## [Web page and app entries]
^^^^

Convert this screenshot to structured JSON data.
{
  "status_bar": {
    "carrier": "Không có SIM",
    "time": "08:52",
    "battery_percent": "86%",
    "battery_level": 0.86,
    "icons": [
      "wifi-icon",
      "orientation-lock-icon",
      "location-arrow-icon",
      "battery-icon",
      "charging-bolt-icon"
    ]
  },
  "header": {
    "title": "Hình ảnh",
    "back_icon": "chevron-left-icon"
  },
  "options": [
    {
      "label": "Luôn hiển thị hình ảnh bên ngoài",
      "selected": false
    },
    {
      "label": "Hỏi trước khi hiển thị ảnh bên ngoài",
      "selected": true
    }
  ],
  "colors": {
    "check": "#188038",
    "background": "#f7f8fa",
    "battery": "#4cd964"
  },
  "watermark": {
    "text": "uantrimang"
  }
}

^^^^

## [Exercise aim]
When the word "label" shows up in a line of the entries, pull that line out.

## [Task output]
      "label": "Luôn hiển thị hình ảnh bên ngoài",
      "label": "Hỏi trước khi hiển thị ảnh bên ngoài",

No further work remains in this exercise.